#### What is needed:
Find and return every line of the data that contains the word "three".

Records shown: Begin

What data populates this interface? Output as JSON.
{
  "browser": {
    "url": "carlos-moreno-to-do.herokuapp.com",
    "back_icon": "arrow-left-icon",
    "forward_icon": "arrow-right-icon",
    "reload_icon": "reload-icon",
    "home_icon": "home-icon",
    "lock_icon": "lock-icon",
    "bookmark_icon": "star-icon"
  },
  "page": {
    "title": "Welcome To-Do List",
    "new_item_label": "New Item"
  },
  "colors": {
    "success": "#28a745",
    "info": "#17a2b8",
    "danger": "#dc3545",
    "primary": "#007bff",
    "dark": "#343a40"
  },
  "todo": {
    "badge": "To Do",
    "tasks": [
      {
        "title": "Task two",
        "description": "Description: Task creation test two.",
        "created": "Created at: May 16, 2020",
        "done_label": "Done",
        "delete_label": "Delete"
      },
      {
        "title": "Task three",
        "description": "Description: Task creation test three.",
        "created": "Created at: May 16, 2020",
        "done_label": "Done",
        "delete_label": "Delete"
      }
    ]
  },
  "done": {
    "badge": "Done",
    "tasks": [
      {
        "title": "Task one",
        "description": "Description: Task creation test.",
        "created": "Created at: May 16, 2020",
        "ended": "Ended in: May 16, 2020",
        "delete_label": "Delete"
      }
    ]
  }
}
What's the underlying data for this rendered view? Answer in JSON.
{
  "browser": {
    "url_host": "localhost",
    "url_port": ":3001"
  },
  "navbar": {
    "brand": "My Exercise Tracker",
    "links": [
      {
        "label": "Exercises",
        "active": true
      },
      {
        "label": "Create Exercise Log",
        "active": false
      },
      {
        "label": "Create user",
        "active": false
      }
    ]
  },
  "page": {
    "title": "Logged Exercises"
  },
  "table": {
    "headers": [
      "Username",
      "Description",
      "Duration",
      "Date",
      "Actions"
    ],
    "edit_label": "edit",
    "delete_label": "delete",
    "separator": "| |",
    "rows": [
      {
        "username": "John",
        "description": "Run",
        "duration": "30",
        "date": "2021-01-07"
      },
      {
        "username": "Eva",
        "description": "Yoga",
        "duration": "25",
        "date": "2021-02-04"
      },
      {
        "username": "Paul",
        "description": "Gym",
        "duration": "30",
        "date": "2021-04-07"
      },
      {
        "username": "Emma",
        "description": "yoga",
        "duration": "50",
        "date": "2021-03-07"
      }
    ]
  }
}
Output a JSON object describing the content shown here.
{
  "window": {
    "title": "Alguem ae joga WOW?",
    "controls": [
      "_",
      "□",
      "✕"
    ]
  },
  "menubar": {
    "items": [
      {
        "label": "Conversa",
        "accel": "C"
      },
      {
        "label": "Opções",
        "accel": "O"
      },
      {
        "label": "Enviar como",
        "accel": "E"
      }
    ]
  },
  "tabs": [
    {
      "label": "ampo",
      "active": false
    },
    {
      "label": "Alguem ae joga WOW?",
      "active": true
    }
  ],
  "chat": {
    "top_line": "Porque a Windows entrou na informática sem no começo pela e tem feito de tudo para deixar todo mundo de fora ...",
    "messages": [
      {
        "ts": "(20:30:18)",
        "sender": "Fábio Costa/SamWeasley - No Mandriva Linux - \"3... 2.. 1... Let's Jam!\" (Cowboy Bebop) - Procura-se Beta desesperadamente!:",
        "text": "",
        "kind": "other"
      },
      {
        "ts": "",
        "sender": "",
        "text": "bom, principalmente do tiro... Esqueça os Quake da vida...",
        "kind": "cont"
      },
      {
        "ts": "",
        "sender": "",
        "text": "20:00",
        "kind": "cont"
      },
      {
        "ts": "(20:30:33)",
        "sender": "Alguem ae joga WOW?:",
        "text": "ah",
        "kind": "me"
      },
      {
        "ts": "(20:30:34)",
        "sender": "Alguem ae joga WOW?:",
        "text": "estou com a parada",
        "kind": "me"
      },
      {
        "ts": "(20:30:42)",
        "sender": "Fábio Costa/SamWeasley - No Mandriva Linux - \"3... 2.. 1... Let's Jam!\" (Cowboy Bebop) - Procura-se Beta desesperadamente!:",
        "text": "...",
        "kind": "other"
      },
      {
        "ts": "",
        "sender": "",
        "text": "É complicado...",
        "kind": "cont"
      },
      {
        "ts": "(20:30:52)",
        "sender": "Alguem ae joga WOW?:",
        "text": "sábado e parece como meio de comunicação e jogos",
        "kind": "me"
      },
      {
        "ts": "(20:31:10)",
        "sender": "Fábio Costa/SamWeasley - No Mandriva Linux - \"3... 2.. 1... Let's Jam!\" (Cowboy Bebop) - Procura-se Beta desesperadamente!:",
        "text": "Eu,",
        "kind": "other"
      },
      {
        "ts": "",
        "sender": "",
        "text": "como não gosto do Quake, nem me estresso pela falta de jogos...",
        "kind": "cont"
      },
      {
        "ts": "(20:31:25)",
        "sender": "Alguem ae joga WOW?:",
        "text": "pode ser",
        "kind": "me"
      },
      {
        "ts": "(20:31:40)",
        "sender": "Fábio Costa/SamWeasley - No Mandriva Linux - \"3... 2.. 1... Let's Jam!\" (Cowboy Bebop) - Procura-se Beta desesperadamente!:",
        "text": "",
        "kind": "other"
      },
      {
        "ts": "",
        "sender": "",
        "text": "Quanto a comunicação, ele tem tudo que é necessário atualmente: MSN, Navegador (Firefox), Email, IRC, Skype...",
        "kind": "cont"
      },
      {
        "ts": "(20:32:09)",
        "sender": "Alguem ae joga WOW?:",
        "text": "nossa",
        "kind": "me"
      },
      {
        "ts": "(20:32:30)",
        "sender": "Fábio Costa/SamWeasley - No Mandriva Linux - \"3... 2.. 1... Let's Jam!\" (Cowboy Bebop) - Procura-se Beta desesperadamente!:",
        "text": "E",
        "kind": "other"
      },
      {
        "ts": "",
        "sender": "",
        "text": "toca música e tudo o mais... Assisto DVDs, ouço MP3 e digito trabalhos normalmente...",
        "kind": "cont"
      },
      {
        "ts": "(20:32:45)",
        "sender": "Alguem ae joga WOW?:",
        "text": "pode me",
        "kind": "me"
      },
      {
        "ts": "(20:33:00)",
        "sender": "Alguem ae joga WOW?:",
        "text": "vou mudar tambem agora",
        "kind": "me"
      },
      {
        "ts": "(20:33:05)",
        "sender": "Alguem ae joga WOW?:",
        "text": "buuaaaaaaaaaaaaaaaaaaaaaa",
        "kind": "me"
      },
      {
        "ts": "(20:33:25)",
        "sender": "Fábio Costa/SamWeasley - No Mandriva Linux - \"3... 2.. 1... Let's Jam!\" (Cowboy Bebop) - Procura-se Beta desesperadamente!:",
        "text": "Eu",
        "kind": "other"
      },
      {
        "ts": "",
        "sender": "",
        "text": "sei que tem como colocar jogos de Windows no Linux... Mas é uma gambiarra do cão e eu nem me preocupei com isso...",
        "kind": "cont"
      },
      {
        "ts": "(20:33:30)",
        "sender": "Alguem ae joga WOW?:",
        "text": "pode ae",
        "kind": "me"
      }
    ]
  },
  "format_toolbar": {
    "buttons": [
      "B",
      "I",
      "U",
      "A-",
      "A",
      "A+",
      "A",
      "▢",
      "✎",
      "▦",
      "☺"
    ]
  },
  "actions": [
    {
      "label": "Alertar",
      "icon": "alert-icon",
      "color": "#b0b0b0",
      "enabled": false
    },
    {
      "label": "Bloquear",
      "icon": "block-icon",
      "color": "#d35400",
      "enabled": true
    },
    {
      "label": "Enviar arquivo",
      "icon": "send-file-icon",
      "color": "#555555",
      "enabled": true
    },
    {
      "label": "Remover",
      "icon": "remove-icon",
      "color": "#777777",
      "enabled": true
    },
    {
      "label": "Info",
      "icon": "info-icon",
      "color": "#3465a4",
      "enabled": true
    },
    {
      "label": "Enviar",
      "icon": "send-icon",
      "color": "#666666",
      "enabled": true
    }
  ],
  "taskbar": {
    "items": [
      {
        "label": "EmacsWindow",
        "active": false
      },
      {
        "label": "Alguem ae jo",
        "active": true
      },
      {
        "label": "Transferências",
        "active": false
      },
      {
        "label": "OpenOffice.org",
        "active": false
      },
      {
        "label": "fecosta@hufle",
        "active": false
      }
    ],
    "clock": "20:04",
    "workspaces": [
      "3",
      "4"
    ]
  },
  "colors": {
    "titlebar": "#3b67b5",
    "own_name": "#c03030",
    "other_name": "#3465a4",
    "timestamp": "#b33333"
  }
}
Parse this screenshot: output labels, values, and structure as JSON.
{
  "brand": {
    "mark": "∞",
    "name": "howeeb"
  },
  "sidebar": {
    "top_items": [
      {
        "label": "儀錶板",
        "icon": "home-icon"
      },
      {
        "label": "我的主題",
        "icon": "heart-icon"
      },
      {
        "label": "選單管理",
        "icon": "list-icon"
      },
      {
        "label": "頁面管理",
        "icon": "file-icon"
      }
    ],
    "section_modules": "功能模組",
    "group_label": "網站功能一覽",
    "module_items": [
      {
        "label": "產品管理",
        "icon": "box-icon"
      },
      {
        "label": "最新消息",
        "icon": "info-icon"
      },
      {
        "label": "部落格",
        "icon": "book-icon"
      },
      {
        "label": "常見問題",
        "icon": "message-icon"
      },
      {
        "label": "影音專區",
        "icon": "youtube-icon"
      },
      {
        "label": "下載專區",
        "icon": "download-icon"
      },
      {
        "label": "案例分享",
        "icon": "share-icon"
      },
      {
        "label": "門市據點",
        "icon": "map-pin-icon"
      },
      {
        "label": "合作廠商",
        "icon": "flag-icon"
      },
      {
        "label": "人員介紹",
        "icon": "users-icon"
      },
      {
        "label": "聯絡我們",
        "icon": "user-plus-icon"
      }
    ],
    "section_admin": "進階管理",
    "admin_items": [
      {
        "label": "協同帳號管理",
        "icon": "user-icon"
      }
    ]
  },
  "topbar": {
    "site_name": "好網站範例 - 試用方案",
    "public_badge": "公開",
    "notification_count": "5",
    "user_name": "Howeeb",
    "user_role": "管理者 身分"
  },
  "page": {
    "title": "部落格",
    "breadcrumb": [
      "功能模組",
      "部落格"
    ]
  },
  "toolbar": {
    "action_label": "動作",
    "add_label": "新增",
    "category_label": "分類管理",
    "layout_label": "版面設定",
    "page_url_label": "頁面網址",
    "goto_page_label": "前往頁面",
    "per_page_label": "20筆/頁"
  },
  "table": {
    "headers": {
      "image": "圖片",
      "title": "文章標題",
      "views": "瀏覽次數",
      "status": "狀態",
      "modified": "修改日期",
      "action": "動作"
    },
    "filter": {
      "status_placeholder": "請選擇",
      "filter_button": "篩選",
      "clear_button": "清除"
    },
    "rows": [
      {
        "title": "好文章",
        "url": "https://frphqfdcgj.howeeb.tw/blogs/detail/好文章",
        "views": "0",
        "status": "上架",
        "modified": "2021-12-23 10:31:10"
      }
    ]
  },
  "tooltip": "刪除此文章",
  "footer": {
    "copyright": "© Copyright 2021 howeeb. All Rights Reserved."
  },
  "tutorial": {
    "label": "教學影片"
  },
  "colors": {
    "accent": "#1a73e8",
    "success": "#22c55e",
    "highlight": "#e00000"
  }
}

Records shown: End

#### Reply:
        "title": "Task three",
        "description": "Description: Task creation test three.",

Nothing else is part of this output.